■ **Data shown**:
__________

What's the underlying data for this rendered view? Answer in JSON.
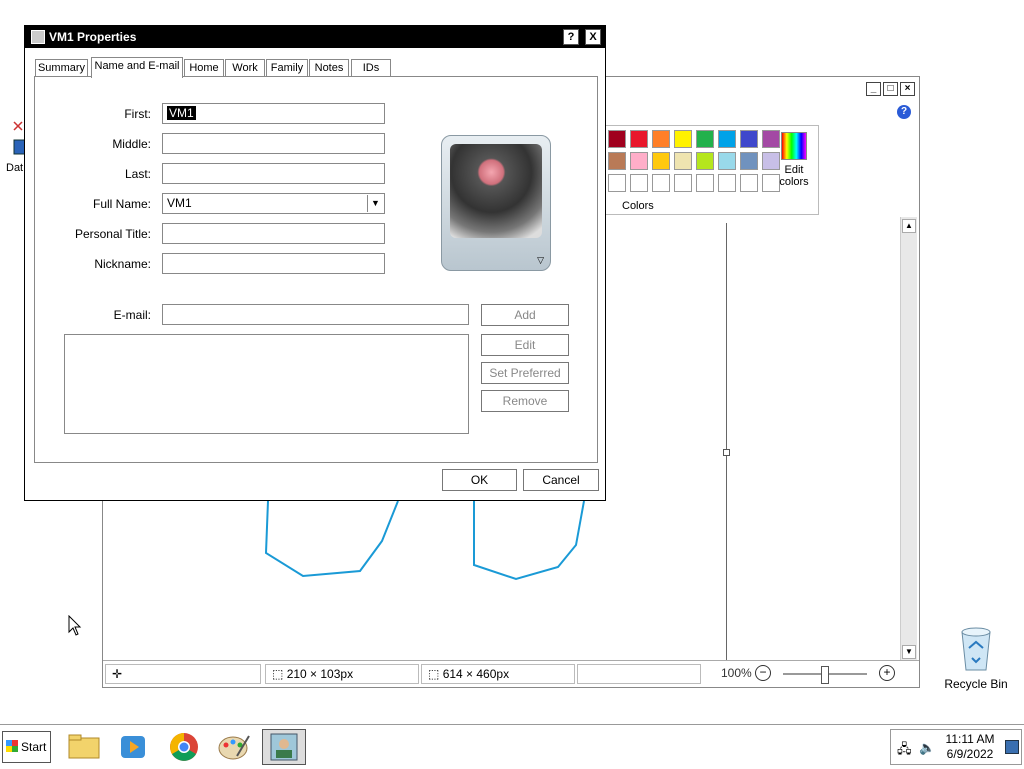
{
  "desktop": {
    "partial_icon_label": "Dat",
    "recycle_bin_label": "Recycle Bin"
  },
  "paint": {
    "colors_group_label": "Colors",
    "edit_colors_label": "Edit colors",
    "palette_row1": [
      "#a0001e",
      "#e8172b",
      "#ff7f27",
      "#fff200",
      "#22b14c",
      "#00a2e8",
      "#3f48cc",
      "#a349a4"
    ],
    "palette_row2": [
      "#b97a57",
      "#ffaec9",
      "#ffc90e",
      "#efe4b0",
      "#b5e61d",
      "#99d9ea",
      "#7092be",
      "#c8bfe7"
    ],
    "status": {
      "selection_size": "210 × 103px",
      "image_size": "614 × 460px",
      "zoom": "100%"
    }
  },
  "dialog": {
    "title": "VM1 Properties",
    "help_btn": "?",
    "close_btn": "X",
    "tabs": [
      "Summary",
      "Name and E-mail",
      "Home",
      "Work",
      "Family",
      "Notes",
      "IDs"
    ],
    "active_tab": "Name and E-mail",
    "fields": {
      "first_label": "First:",
      "first_value": "VM1",
      "middle_label": "Middle:",
      "middle_value": "",
      "last_label": "Last:",
      "last_value": "",
      "fullname_label": "Full Name:",
      "fullname_value": "VM1",
      "personal_title_label": "Personal Title:",
      "personal_title_value": "",
      "nickname_label": "Nickname:",
      "nickname_value": "",
      "email_label": "E-mail:",
      "email_value": ""
    },
    "buttons": {
      "add": "Add",
      "edit": "Edit",
      "set_preferred": "Set Preferred",
      "remove": "Remove",
      "ok": "OK",
      "cancel": "Cancel"
    }
  },
  "taskbar": {
    "start_label": "Start",
    "time": "11:11 AM",
    "date": "6/9/2022"
  }
}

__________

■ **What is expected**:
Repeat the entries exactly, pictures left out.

■ **Output of the task**:
What's the underlying data for this rendered view? Answer in JSON.
{
  "desktop": {
    "partial_icon_label": "Dat",
    "recycle_bin_label": "Recycle Bin"
  },
  "paint": {
    "colors_group_label": "Colors",
    "edit_colors_label": "Edit colors",
    "palette_row1": [
      "#a0001e",
      "#e8172b",
      "#ff7f27",
      "#fff200",
      "#22b14c",
      "#00a2e8",
      "#3f48cc",
      "#a349a4"
    ],
    "palette_row2": [
      "#b97a57",
      "#ffaec9",
      "#ffc90e",
      "#efe4b0",
      "#b5e61d",
      "#99d9ea",
      "#7092be",
      "#c8bfe7"
    ],
    "status": {
      "selection_size": "210 × 103px",
      "image_size": "614 × 460px",
      "zoom": "100%"
    }
  },
  "dialog": {
    "title": "VM1 Properties",
    "help_btn": "?",
    "close_btn": "X",
    "tabs": [
      "Summary",
      "Name and E-mail",
      "Home",
      "Work",
      "Family",
      "Notes",
      "IDs"
    ],
    "active_tab": "Name and E-mail",
    "fields": {
      "first_label": "First:",
      "first_value": "VM1",
      "middle_label": "Middle:",
      "middle_value": "",
      "last_label": "Last:",
      "last_value": "",
      "fullname_label": "Full Name:",
      "fullname_value": "VM1",
      "personal_title_label": "Personal Title:",
      "personal_title_value": "",
      "nickname_label": "Nickname:",
      "nickname_value": "",
      "email_label": "E-mail:",
      "email_value": ""
    },
    "buttons": {
      "add": "Add",
      "edit": "Edit",
      "set_preferred": "Set Preferred",
      "remove": "Remove",
      "ok": "OK",
      "cancel": "Cancel"
    }
  },
  "taskbar": {
    "start_label": "Start",
    "time": "11:11 AM",
    "date": "6/9/2022"
  }
}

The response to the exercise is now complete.